To enhance safety during the drug ordering process, Vinay Vaidya, M.D., CMIO, Kelly Basfield, director of clinical applications, and the clinical applications team at Phoenix Children's Hospital undertook a detailed and targeted project to build a robust pediatric dose range checking solution within their electronic health record (EHR). Because of the strategy, goals, breadth, and impact of the “Strive for Zero Prescription Errors” initiative, it has been recognized as the second-place winner of the IT Innovation Advocate Award, jointly sponsored by Healthcare Informatics and the Association of Medical Directors of Information Systems (AMDIS) and awarded at the HCI Executive Summit in May.
Because there wasn't a plug and play solution that could be easily incorporated into the Phoenix Children's EHR (their vendor is the Chicago-based Allscripts), the hospital's clinical applications team built its own solution. In pediatrics, patients can weigh as little 10 ounces or as much as 200 pounds for adolescents; consequently, dosing can run the gamut. “Safety was the overriding factor for us,” Basfield says. “The variability of children's weights increases the likelihood that mistakes can be made, and the smaller the weight, you don't have much room for error.”
Phoenix Children's went live on its EHR in 2002, and gradually rolled out computerized physician order entry (CPOE) hospital-wide in 2009. With about 1,100 drugs in its formulary, Vaidya says that less than 10 percent of the drugs had dose range checking built into them. For the project's phase one of implementation that began in October 2010, the team analyzed the frequency of drugs ordered since 2002, which yielded close to 750,000 orders. The next step was targeting the 100 most ordered drugs, as well as the most high-risk drugs. Basfield notes that this pre-analysis of ordering habits, rather than taking a different formulary approach (i.e., alphabetically), really enhanced the breadth of coverage in phase one.
NO-‘NUISANCE’ DRUG ALERTS
To create drug alerts within the CPOE system, Vaidya separated the configuration from the programming logic by creating a separate reference table. “That was the critical defining moment,” Vaidya says. “We completely took [out] drug-by-drug configuration, and for our 1,100 drugs there is one single custom code that looks up all the drugs.” Vaidya says his team created a custom code that would identify the drug that was ordered and evaluate the order to see if it fell within the dosing ranges in the reference table. If the order did not fit within the ranges, the system would fire a soft stop alert; or if the dose was so high, it would initiate a hard stop.
WHEN YOU'RE ABOUT TO ALERT A PHYSICIAN IN REAL-TIME, YOU NEED TO BE VERY CAREFUL ABOUT AT WHAT LEVEL YOU ALERT THEM. -KELLY BASFIELD
Vaidya also realized that the alerting configuration had to be sensitive and strike the right balance, so that alerts wouldn't be seen as nuisances. “When you're about to alert a physician in real-time, you need to be very careful about at what level you alert them,” Basfield says. “Part of what Dr. Vaidya came up with was an alarmingly high dose strategy that allowed us to figure out at what point do we want to alert a physician, which is very different than alerts at the normal dosing range.” Vaidya notes that since his team had access to dosing patterns, it could set appropriate limits to correspond with these patterns.

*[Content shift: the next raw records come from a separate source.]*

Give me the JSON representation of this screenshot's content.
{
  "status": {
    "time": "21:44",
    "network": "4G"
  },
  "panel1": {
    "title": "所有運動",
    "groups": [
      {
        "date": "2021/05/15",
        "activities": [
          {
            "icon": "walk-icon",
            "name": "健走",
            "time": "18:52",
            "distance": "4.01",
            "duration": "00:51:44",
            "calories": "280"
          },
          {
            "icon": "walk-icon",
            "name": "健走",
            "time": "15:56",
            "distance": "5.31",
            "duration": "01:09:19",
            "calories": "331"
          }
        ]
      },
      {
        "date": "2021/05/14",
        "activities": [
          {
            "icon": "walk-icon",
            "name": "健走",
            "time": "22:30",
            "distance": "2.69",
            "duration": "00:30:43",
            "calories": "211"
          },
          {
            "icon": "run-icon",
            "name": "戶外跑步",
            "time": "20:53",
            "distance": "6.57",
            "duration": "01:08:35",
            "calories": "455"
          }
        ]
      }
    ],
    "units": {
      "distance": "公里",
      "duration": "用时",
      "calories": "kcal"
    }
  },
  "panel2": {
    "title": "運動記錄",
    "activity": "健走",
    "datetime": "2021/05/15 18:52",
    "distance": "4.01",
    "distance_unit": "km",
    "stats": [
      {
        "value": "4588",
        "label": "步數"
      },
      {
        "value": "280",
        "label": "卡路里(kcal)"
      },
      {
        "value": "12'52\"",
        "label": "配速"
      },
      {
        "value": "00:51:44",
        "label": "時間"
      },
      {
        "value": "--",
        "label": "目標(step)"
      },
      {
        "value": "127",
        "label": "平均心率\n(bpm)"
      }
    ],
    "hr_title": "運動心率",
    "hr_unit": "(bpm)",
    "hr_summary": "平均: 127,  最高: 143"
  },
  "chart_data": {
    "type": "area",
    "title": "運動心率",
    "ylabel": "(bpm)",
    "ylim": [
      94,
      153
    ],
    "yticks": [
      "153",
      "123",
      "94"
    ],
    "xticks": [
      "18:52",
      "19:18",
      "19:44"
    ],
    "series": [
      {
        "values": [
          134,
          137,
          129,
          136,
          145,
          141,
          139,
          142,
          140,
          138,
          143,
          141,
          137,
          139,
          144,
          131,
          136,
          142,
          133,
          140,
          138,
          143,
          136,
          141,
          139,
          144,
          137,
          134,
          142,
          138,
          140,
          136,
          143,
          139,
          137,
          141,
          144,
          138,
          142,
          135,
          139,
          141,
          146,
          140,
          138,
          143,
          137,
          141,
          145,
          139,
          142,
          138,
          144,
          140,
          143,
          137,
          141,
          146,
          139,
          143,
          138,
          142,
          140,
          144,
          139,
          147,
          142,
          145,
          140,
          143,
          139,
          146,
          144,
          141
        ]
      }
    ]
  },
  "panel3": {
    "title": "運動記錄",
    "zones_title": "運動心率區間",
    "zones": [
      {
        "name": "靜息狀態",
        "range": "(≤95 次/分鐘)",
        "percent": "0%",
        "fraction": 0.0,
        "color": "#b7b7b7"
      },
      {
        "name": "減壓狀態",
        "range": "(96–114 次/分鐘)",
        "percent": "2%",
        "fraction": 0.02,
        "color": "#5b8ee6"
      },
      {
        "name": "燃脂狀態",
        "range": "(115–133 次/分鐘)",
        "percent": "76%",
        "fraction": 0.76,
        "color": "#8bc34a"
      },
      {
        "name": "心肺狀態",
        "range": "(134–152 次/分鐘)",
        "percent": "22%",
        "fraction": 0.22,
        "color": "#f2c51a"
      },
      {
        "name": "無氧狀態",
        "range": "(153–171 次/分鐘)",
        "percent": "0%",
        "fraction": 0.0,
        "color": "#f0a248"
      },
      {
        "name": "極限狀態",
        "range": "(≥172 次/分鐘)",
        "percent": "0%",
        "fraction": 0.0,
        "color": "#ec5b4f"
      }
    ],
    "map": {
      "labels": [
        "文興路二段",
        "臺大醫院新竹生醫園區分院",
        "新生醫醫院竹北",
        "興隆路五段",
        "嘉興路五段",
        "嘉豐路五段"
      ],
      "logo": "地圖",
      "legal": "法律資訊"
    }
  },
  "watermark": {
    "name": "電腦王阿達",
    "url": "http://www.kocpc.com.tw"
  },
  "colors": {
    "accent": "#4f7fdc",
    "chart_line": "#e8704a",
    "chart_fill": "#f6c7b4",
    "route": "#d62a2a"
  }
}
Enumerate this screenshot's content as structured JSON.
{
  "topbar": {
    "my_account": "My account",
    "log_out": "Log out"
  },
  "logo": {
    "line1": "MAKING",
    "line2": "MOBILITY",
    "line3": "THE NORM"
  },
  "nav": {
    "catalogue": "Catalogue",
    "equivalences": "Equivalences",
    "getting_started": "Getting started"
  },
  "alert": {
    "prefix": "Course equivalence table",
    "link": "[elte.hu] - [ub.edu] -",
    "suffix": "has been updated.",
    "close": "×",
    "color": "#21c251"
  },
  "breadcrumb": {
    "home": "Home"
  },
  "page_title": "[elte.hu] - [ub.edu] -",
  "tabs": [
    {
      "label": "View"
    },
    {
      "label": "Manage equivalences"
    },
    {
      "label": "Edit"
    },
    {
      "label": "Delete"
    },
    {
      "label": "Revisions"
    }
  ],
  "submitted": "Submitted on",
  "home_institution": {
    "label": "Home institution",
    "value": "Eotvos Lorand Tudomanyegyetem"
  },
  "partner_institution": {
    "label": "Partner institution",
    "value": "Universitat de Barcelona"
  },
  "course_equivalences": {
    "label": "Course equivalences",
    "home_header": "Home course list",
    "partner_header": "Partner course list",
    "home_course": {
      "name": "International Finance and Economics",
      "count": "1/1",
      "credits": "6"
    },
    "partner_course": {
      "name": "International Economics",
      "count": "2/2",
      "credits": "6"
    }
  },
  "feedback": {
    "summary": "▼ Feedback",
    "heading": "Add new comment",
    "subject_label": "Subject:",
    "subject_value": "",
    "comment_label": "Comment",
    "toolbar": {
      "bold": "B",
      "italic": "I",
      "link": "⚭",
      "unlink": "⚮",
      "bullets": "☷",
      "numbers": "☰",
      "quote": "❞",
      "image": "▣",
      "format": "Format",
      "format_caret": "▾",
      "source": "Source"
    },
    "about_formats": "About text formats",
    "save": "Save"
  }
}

“You often hear in discussions and literature that hard stops are not good; find a workaround,” says Vaidya. “Death and taxes are the only two hard stops in CPOE. We challenged that notion. We feel that if misused, hard stops can bring a system down, but if used judiciously with multidisciplinary buy-in, with data to support, they can be extremely powerful.”
The clinical team devised a two-tiered system of alerts to target the physician at the point of order entry. If the physician orders a drug that exceeds a soft stop limit, a hard stop alert is provided with instructions on how to resolve the problem, along with normal dose ranges for reference. In more than 50 percent of the cases at Phoenix Children's, alerts have resulted in the physician either cancelling or correcting the order. If the physician wants to proceed, a reason must be provided. That reason is then sent to the pharmacy system through the interface so that the pharmacist doing the clinical verification can understand the physician's intent.